The firm later became Beare & Son, specialising in instruments of the violin family and managed by John Beare's younger son, Walter. In 1892 John Beare opened a retail shop in Wardour Street, J. & A. Beare, for his elder son, Arthur, and as such it became one of the best-known international violin dealers.

Richard Barrington Beare, Walter's younger son, entered the business in 1931 and, after war service (four years in the Royal Army Service Corps in North Africa), served as managing director until his retirement in 1978. Under his direction Beare & Son enlarged its sources of supply, not only acquiring stock from traditional centres such as Mirecourt in France and Mittenwald in Germany, but also initiating imports from makers in Czechoslovakia and Romania. He was particularly concerned to find affordable instruments for music students.

J. & A. Beare is now under the direction of his cousin Charles Beare, a leading authority on the valuation of stringed instruments world-wide.

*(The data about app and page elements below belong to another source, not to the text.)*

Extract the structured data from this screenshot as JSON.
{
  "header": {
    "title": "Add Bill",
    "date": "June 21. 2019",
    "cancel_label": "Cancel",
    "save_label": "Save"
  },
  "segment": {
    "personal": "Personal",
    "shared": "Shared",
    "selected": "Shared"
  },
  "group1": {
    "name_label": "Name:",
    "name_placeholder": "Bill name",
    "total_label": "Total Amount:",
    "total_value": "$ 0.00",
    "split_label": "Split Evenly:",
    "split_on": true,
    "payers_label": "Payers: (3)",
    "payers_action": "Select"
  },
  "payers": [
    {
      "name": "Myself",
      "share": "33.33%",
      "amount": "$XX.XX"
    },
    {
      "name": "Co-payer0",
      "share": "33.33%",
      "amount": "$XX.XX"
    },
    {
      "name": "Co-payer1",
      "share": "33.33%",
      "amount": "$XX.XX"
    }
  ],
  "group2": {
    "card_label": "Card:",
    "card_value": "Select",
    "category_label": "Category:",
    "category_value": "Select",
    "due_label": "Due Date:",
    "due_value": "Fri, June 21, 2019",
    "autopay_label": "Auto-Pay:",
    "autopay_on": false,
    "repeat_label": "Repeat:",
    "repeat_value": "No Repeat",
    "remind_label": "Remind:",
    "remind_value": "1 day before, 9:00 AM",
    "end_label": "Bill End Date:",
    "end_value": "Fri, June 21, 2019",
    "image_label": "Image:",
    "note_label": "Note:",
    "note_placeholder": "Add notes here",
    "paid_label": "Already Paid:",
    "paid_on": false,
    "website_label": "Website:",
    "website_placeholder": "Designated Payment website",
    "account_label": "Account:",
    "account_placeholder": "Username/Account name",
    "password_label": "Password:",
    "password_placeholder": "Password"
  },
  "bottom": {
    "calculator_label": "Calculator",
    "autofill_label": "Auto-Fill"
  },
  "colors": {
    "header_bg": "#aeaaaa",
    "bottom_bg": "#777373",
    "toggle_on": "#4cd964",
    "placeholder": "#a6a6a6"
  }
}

"Dick" Beare was born in Surbiton in 1908, the younger son of Walter Beare and Constance Wodehouse - one of the Kimberley Wodehouses and a distant cousin of the novelist P.G. Wodehouse. He was educated at Charterhouse where, in his last two years, he was a member of the school's football and cricket XIs. Going on to Jesus College, Cambridge, he won a football Blue in 1929 and a golf Blue in 1930 - in the same team as Henry Longhurst. It was said that he could easily have won a third for cricket, had he stayed up another year.

Over the years he played regularly with the Corinthian Casuals and won numerous golf trophies including the Ogilvie Shield, in 1928 and 1929, the Neale Cup (1929) and the Frigate (1930) at Thorpeness Golf Club, and the much-coveted Harry Vardon Cup at West Herts Golf Club in 1928. He was also Suffolk County Champion in 1946. (Had he followed his instincts he could have become a successful professional golfer - he was a scratch player at 16.)

In 1947 he married the musical journalist, and future biographer of Arnold Dolmetsch, Margaret Campbell. They shared many interests including the theatre, concert-going and foreign travel.

Dick Beare was cheerful, equable in temperament and possessed great personal charm. He was physically fit and was still playing golf until well into his eighties and thought nothing of walking five or six miles a day "just to keep in trim".

Richard Barrington Beare, violin dealer: born Surbiton, Surrey 20 July 1908; married 1947 Margaret Campbell (two sons, one daughter); died Wendover, Buckinghamshire 18 April 1998.